Across the entries, how many lines have the string "icon" in them? Reply with only a number.

◆ Record set:
•••

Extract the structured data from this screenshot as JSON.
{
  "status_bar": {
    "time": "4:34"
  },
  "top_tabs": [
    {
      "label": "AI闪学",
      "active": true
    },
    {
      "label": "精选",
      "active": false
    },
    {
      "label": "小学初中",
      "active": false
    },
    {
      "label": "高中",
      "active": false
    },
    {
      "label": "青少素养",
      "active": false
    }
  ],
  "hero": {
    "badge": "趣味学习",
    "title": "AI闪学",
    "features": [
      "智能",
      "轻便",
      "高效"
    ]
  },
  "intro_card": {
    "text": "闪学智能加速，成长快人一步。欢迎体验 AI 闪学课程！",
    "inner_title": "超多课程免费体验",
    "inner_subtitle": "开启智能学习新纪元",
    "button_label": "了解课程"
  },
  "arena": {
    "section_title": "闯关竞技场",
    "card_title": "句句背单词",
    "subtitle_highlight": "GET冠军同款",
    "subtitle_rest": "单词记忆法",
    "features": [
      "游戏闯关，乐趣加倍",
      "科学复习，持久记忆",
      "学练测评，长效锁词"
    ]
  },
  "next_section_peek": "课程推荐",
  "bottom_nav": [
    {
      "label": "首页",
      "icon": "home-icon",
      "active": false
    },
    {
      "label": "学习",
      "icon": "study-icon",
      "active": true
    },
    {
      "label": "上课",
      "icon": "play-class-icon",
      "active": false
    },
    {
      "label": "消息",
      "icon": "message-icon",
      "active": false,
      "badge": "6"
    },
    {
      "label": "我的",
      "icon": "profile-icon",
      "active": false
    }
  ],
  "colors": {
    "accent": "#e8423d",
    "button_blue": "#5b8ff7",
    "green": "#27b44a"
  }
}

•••

◆ Written response:
5